The records.
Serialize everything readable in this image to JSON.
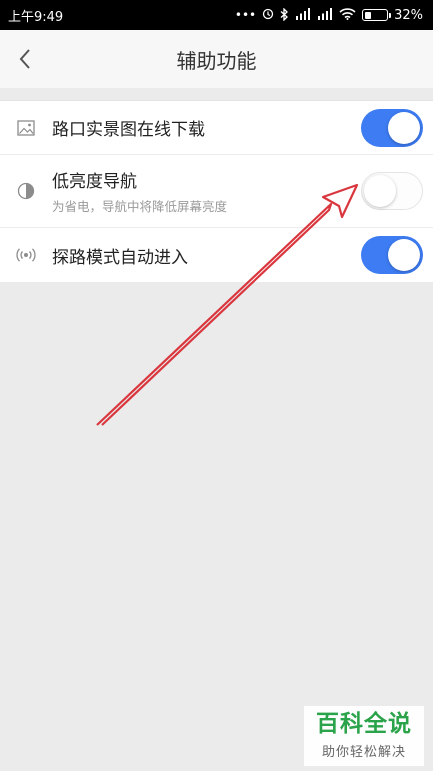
{
  "status_bar": {
    "time": "上午9:49",
    "dots": "•••",
    "battery_percent": "32%",
    "battery_level": 0.32
  },
  "header": {
    "title": "辅助功能"
  },
  "settings": [
    {
      "label": "路口实景图在线下载",
      "subtitle": "",
      "icon": "image-icon",
      "enabled": true
    },
    {
      "label": "低亮度导航",
      "subtitle": "为省电，导航中将降低屏幕亮度",
      "icon": "brightness-icon",
      "enabled": false
    },
    {
      "label": "探路模式自动进入",
      "subtitle": "",
      "icon": "radar-signal-icon",
      "enabled": true
    }
  ],
  "colors": {
    "toggle_on": "#3d7cf2",
    "annotation_arrow": "#d9363e",
    "watermark_green": "#2aa34a"
  },
  "watermark": {
    "title": "百科全说",
    "subtitle": "助你轻松解决"
  }
}
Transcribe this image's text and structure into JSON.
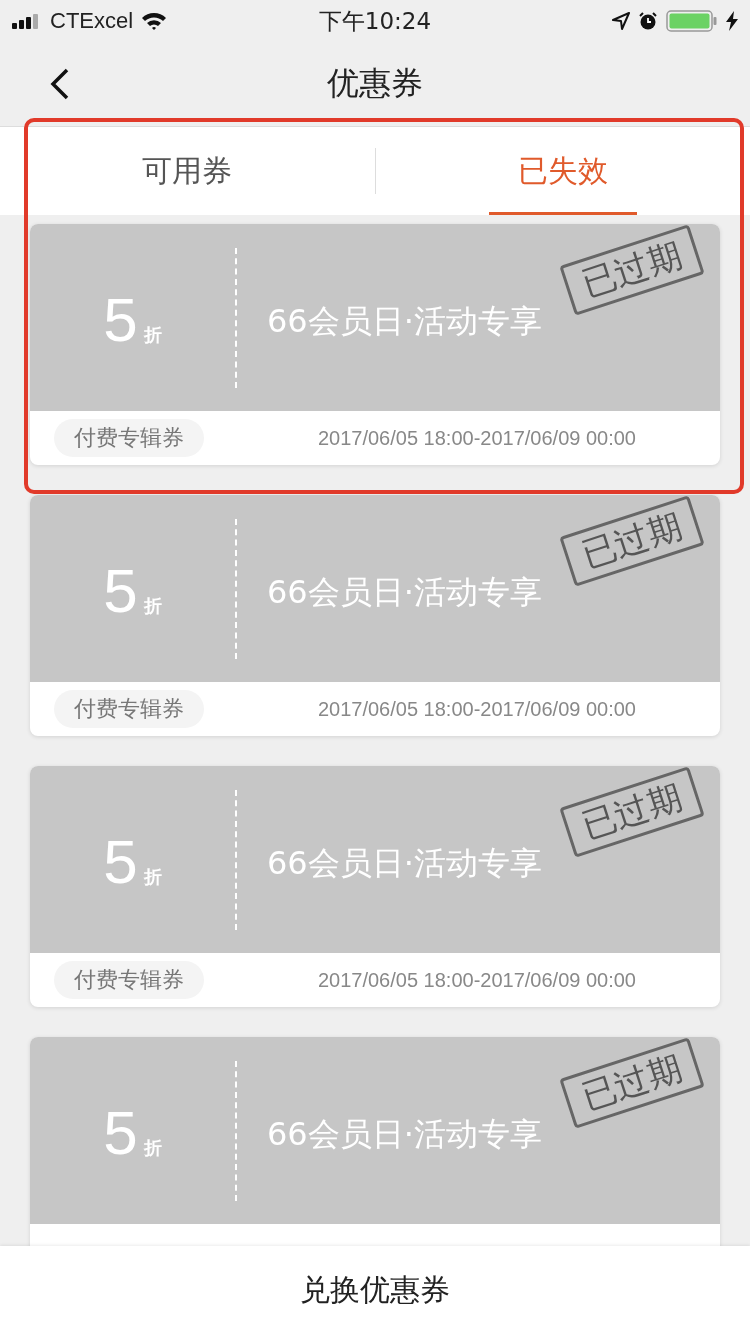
{
  "status_bar": {
    "carrier": "CTExcel",
    "time": "下午10:24"
  },
  "nav": {
    "title": "优惠券"
  },
  "tabs": [
    {
      "label": "可用券",
      "selected": false
    },
    {
      "label": "已失效",
      "selected": true
    }
  ],
  "highlight": {
    "kind": "box"
  },
  "coupons": [
    {
      "amount": "5",
      "unit": "折",
      "title": "66会员日·活动专享",
      "stamp": "已过期",
      "expired": true,
      "tag": "付费专辑券",
      "period": "2017/06/05 18:00-2017/06/09 00:00"
    },
    {
      "amount": "5",
      "unit": "折",
      "title": "66会员日·活动专享",
      "stamp": "已过期",
      "expired": true,
      "tag": "付费专辑券",
      "period": "2017/06/05 18:00-2017/06/09 00:00"
    },
    {
      "amount": "5",
      "unit": "折",
      "title": "66会员日·活动专享",
      "stamp": "已过期",
      "expired": true,
      "tag": "付费专辑券",
      "period": "2017/06/05 18:00-2017/06/09 00:00"
    },
    {
      "amount": "5",
      "unit": "折",
      "title": "66会员日·活动专享",
      "stamp": "已过期",
      "expired": true
    }
  ],
  "bottom_button": {
    "label": "兑换优惠券"
  }
}
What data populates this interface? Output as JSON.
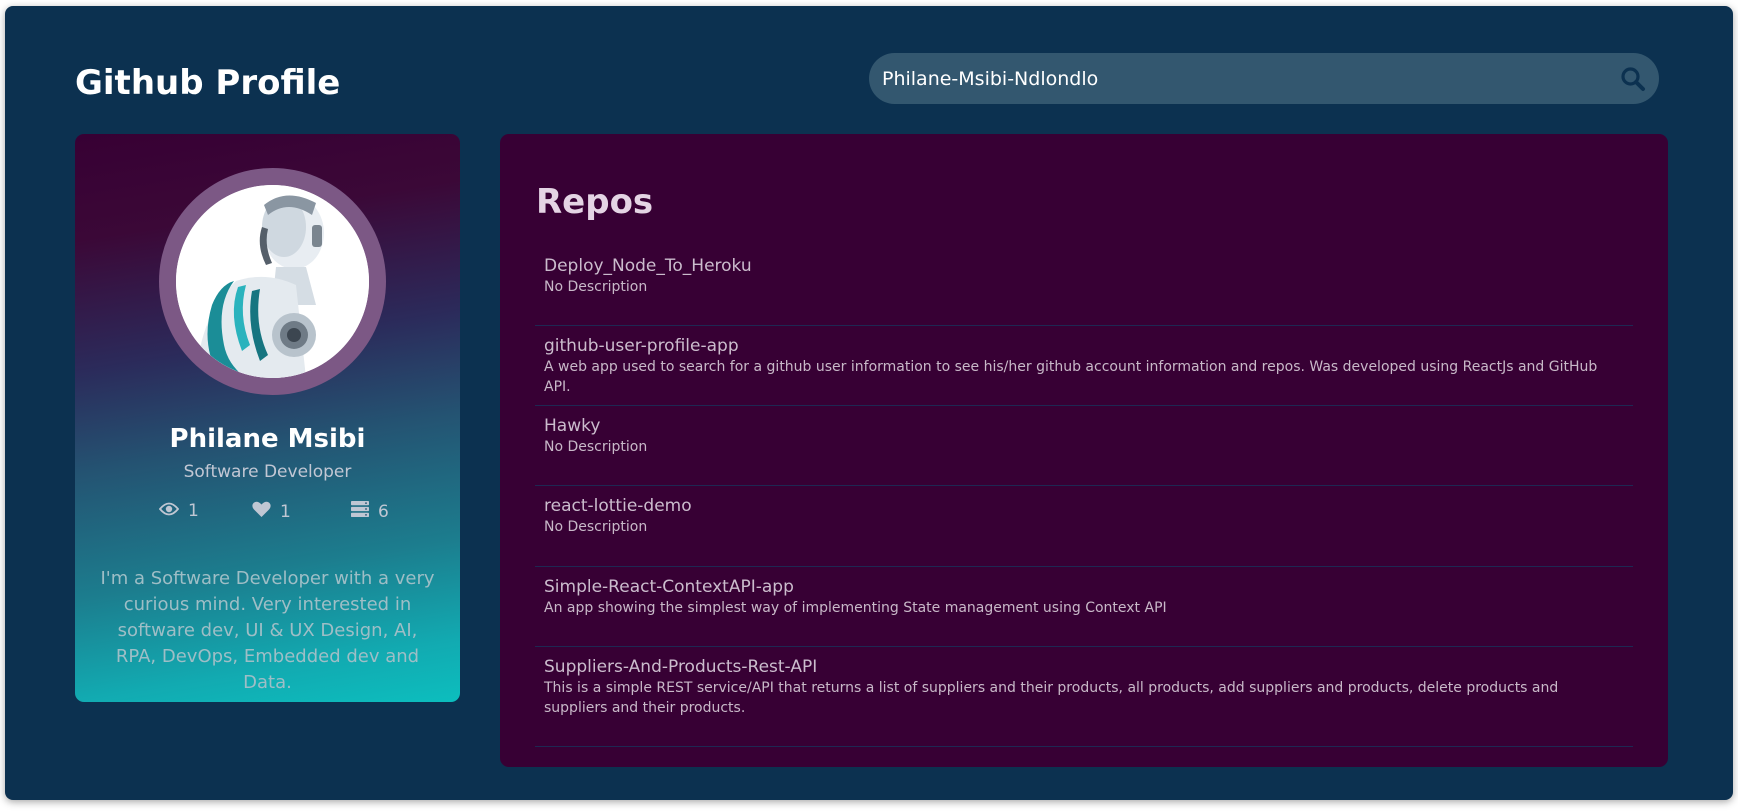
{
  "header": {
    "title": "Github Profile"
  },
  "search": {
    "value": "Philane-Msibi-Ndlondlo",
    "icon": "search-icon"
  },
  "profile": {
    "name": "Philane Msibi",
    "role": "Software Developer",
    "stats": {
      "watchers": "1",
      "favorites": "1",
      "repos": "6"
    },
    "bio": "I'm a Software Developer with a very curious mind. Very interested in software dev, UI & UX Design, AI, RPA, DevOps, Embedded dev and Data."
  },
  "repos": {
    "title": "Repos",
    "items": [
      {
        "name": "Deploy_Node_To_Heroku",
        "description": "No Description"
      },
      {
        "name": "github-user-profile-app",
        "description": "A web app used to search for a github user information to see his/her github account information and repos. Was developed using ReactJs and GitHub API."
      },
      {
        "name": "Hawky",
        "description": "No Description"
      },
      {
        "name": "react-lottie-demo",
        "description": "No Description"
      },
      {
        "name": "Simple-React-ContextAPI-app",
        "description": "An app showing the simplest way of implementing State management using Context API"
      },
      {
        "name": "Suppliers-And-Products-Rest-API",
        "description": "This is a simple REST service/API that returns a list of suppliers and their products, all products, add suppliers and products, delete products and suppliers and their products."
      }
    ]
  },
  "colors": {
    "background": "#0c3150",
    "panel": "#370034",
    "search": "#33576f",
    "accent_teal": "#0cbebe",
    "avatar_ring": "#7c5885"
  }
}
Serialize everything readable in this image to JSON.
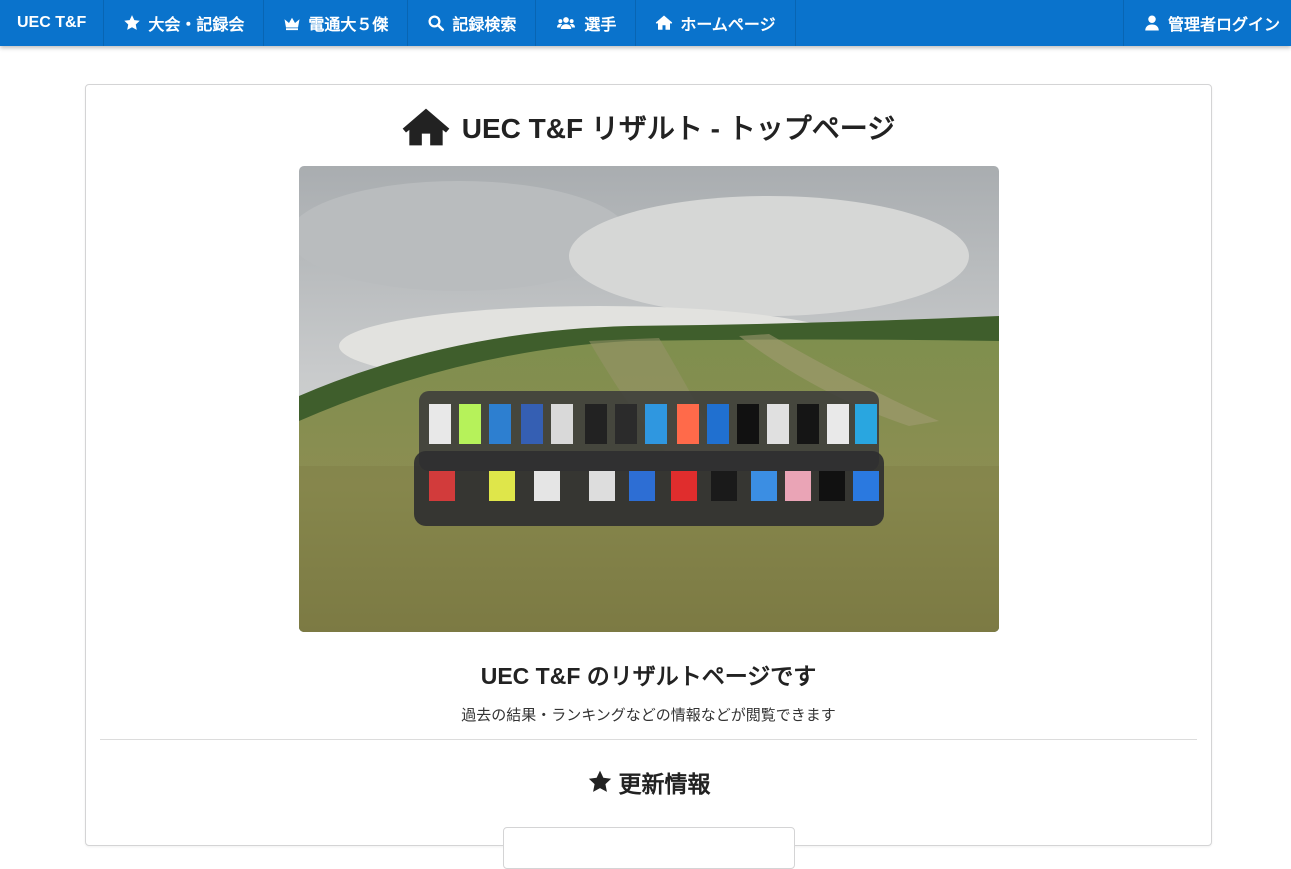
{
  "navbar": {
    "brand": "UEC T&F",
    "items": [
      {
        "label": "大会・記録会",
        "icon": "star-icon"
      },
      {
        "label": "電通大５傑",
        "icon": "crown-icon"
      },
      {
        "label": "記録検索",
        "icon": "search-icon"
      },
      {
        "label": "選手",
        "icon": "users-icon"
      },
      {
        "label": "ホームページ",
        "icon": "home-icon"
      }
    ],
    "admin_login": {
      "label": "管理者ログイン",
      "icon": "user-icon"
    },
    "color": "#0a73cc"
  },
  "main": {
    "page_title": "UEC T&F リザルト - トップページ",
    "title_icon": "home-icon",
    "hero_image": "team-group-photo",
    "subtitle": "UEC T&F のリザルトページです",
    "description": "過去の結果・ランキングなどの情報などが閲覧できます",
    "updates_title": "更新情報",
    "updates_icon": "star-icon"
  }
}
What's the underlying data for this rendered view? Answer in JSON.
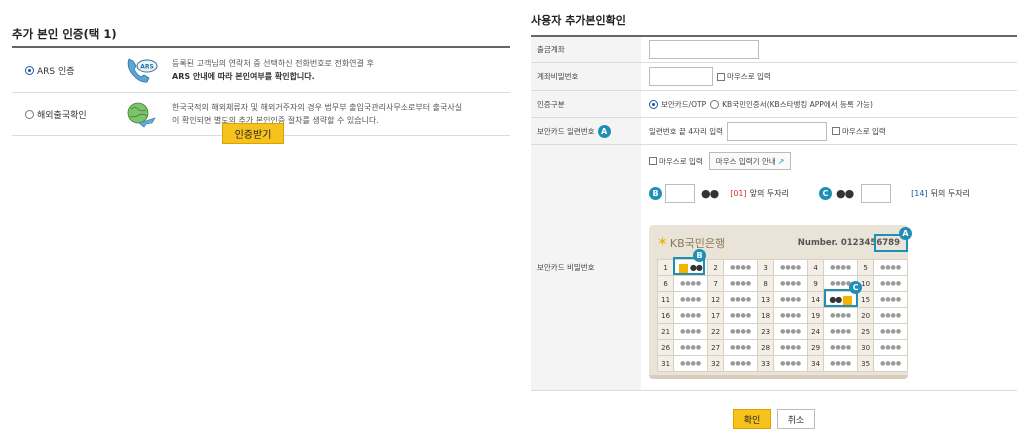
{
  "left": {
    "title": "추가 본인 인증(택 1)",
    "options": [
      {
        "label": "ARS 인증",
        "selected": true,
        "icon": "phone-ars-icon",
        "desc_line1": "등록된 고객님의 연락처 중 선택하신 전화번호로 전화연결 후",
        "desc_line2": "ARS 안내에 따라 본인여부를 확인합니다."
      },
      {
        "label": "해외출국확인",
        "selected": false,
        "icon": "globe-plane-icon",
        "desc_line1": "한국국적의 해외체류자 및 해외거주자의 경우 법무부 출입국관리사무소로부터 출국사실",
        "desc_line2": "이 확인되면 별도의 추가 본인인증 절차를 생략할 수 있습니다."
      }
    ],
    "cert_button": "인증받기"
  },
  "right": {
    "title": "사용자 추가본인확인",
    "rows": {
      "account_label": "출금계좌",
      "password_label": "계좌비밀번호",
      "mouse_input": "마우스로 입력",
      "auth_type_label": "인증구분",
      "auth_option1": "보안카드/OTP",
      "auth_option2": "KB국민인증서(KB스타뱅킹 APP에서 등록 가능)",
      "serial_label": "보안카드 일련번호",
      "serial_badge": "A",
      "serial_hint": "일련번호 끝 4자리 입력",
      "card_pw_label": "보안카드 비밀번호",
      "mouse_guide_button": "마우스 입력기 안내",
      "b_badge": "B",
      "c_badge": "C",
      "b_num": "[01]",
      "b_text": "앞의 두자리",
      "c_num": "[14]",
      "c_text": "뒤의 두자리",
      "dots": "●●"
    },
    "card": {
      "bank": "KB국민은행",
      "number_label": "Number.",
      "number": "0123456789",
      "secret_mask": "●●●●",
      "grid": [
        [
          1,
          2,
          3,
          4,
          5
        ],
        [
          6,
          7,
          8,
          9,
          10
        ],
        [
          11,
          12,
          13,
          14,
          15
        ],
        [
          16,
          17,
          18,
          19,
          20
        ],
        [
          21,
          22,
          23,
          24,
          25
        ],
        [
          26,
          27,
          28,
          29,
          30
        ],
        [
          31,
          32,
          33,
          34,
          35
        ]
      ]
    },
    "confirm_button": "확인",
    "cancel_button": "취소"
  }
}
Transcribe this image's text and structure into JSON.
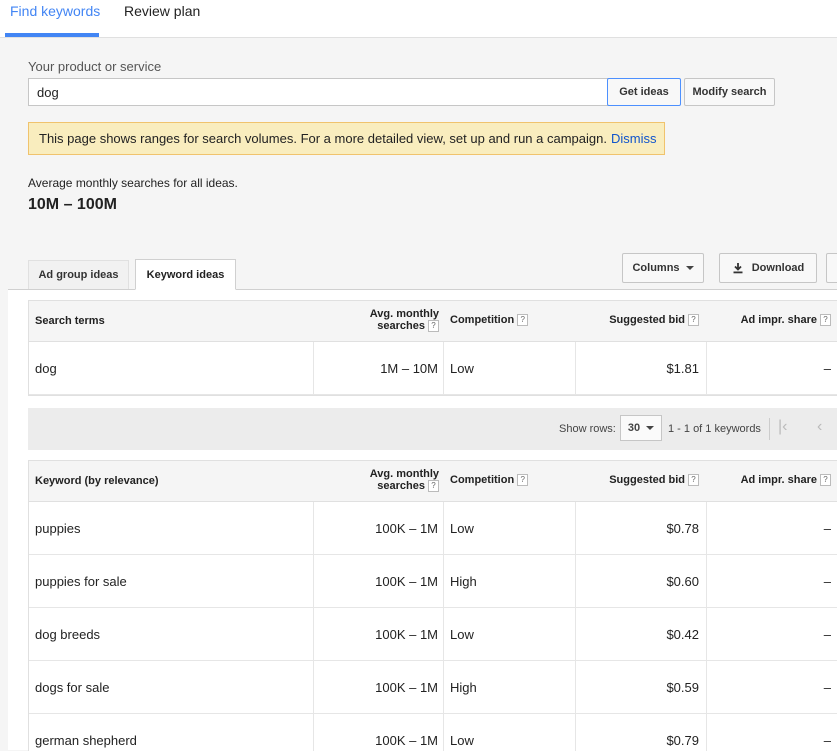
{
  "nav": {
    "tabs": [
      "Find keywords",
      "Review plan"
    ]
  },
  "search": {
    "label": "Your product or service",
    "value": "dog",
    "get_ideas": "Get ideas",
    "modify": "Modify search"
  },
  "notice": {
    "text": "This page shows ranges for search volumes. For a more detailed view, set up and run a campaign.",
    "dismiss": "Dismiss"
  },
  "summary": {
    "label": "Average monthly searches for all ideas.",
    "value": "10M – 100M"
  },
  "subtabs": [
    "Ad group ideas",
    "Keyword ideas"
  ],
  "toolbar": {
    "columns": "Columns",
    "download": "Download"
  },
  "headers": {
    "search_terms": "Search terms",
    "keyword": "Keyword (by relevance)",
    "avg_line1": "Avg. monthly",
    "avg_line2": "searches",
    "competition": "Competition",
    "bid": "Suggested bid",
    "impr": "Ad impr. share",
    "help": "?"
  },
  "search_terms": [
    {
      "term": "dog",
      "avg": "1M – 10M",
      "competition": "Low",
      "bid": "$1.81",
      "impr": "–"
    }
  ],
  "pager": {
    "label": "Show rows:",
    "rows": "30",
    "range": "1 - 1 of 1 keywords",
    "first": "|‹",
    "prev": "‹"
  },
  "keywords": [
    {
      "term": "puppies",
      "avg": "100K – 1M",
      "competition": "Low",
      "bid": "$0.78",
      "impr": "–"
    },
    {
      "term": "puppies for sale",
      "avg": "100K – 1M",
      "competition": "High",
      "bid": "$0.60",
      "impr": "–"
    },
    {
      "term": "dog breeds",
      "avg": "100K – 1M",
      "competition": "Low",
      "bid": "$0.42",
      "impr": "–"
    },
    {
      "term": "dogs for sale",
      "avg": "100K – 1M",
      "competition": "High",
      "bid": "$0.59",
      "impr": "–"
    },
    {
      "term": "german shepherd",
      "avg": "100K – 1M",
      "competition": "Low",
      "bid": "$0.79",
      "impr": "–"
    }
  ],
  "colors": {
    "accent": "#4285f4",
    "link": "#1155cc",
    "notice_bg": "#f9edbe"
  },
  "icons": {
    "download": "download-icon",
    "columns": "chevron-down-icon",
    "first_page": "first-page-icon",
    "prev_page": "prev-page-icon"
  }
}
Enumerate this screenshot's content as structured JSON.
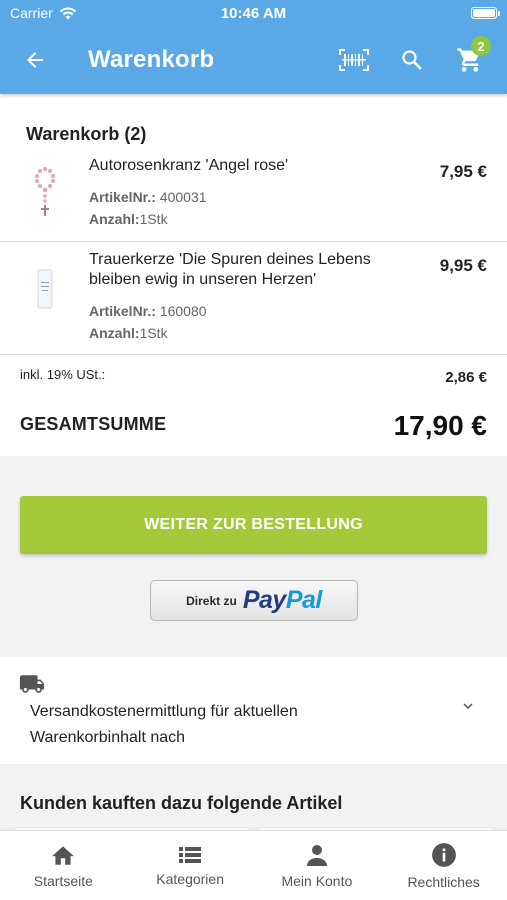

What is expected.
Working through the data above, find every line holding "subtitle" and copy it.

Exercise answer.
      "subtitle": "",
      "subtitle": "为省电，导航中将降低屏幕亮度",
      "subtitle": "",
    "subtitle": "助你轻松解决"
    "subtitle": "UEC T&F のリザルトページです",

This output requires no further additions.